In the autumn of 1853, in accordance with the advice of his medical advisers, Lockhart proceeded to Italy; but on his return the following summer, he appeared rather to have lost than gained strength. Arranging his affairs in London, he took up his abode with his elder brother, Mr. Lockhart, M.P., at Milton-Lockhart, on the banks of the Clyde, and in the parish adjoining that of his birth. Here he suffered an attack of cholera, which much debilitated his already wasted strength. In October he was visited by Dr. Ferguson of London, who conveyed him to Abbotsford to be tended by his daughter; there he breathed his last on the 25th November 1854, in his 61st year. His remains were interred in Dryburgh Abbey, beside those of his illustrious father-in-law, with whom his name will continue to be associated. The estate of Abbotsford is now in the possession of his daughter and her husband, who, in terms of the Abbotsford entail, have assumed the name of Scott. Their infant daughter, Mary Monica, along with her mother, are the only surviving lineal representatives of the Author of Waverley.

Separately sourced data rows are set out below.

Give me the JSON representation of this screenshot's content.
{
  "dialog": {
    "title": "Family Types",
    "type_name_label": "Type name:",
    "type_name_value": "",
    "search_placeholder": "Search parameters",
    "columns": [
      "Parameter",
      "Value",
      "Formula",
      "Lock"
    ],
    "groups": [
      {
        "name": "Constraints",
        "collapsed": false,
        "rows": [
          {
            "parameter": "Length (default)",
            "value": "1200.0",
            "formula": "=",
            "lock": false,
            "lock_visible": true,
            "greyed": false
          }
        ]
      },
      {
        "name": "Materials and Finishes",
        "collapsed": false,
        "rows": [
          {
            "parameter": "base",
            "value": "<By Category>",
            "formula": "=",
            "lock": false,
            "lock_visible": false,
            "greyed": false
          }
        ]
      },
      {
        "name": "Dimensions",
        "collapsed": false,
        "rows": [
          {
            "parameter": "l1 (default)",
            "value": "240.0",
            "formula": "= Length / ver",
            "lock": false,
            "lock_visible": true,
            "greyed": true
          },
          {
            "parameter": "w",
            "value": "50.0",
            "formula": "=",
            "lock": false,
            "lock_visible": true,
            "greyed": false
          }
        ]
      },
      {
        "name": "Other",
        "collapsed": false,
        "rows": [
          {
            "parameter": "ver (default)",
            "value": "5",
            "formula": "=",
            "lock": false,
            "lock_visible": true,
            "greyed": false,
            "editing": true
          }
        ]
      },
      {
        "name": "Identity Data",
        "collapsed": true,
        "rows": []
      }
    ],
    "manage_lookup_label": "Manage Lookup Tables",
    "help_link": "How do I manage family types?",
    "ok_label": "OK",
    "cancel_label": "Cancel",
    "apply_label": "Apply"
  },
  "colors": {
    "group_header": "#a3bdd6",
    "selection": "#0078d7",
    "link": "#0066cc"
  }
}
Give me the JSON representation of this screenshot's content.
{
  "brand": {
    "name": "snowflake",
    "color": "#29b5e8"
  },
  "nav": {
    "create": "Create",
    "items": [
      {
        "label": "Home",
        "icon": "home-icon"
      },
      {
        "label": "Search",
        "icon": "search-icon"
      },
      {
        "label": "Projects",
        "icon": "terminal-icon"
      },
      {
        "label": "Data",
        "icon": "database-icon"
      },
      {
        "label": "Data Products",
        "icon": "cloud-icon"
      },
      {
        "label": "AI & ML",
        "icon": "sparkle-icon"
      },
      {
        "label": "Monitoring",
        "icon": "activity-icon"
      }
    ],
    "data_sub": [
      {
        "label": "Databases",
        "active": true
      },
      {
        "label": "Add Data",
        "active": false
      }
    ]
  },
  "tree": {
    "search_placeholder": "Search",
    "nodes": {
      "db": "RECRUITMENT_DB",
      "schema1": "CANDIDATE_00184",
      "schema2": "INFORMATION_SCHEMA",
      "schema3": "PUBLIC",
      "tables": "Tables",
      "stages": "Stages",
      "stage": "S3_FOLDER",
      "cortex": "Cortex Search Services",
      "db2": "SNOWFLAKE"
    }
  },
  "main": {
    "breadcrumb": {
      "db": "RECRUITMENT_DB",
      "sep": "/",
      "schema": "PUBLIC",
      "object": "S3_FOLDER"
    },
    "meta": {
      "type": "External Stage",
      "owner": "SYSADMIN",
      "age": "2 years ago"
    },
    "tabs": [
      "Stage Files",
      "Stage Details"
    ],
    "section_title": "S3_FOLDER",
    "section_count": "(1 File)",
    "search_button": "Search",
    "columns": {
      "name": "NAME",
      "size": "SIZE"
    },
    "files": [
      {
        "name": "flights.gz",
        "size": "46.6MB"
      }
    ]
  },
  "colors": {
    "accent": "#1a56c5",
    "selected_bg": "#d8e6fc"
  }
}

Possessed of a vigorous intellect, varied talents, and accurate scholarship, Lockhart was impatient of contradiction, and was prone to censure keenly those who had offended him. To strangers his manners were somewhat uninviting, and in society he was liable to periods of taciturnity. He loved the ironical and facetious; and did not scruple to indulge in ridicule even at the expense of his intimate associates. With many peculiarities of manner, and a temper somewhat fretful and impulsive, we have good authority for recording, that many unfortunate men of genius derived support from his bounty. Ardent in temperament, he was severe in resenting a real or fancied wrong; but among those to whom he gave his confidence, he was found to be possessed of affectionate and generous dispositions. He has complained, in a testamentary document, that his course of procedure was often misunderstood, and the complaint is probably well-founded. He was personally of a handsome and agreeable presence, and his countenance wore the aspect of intelligence.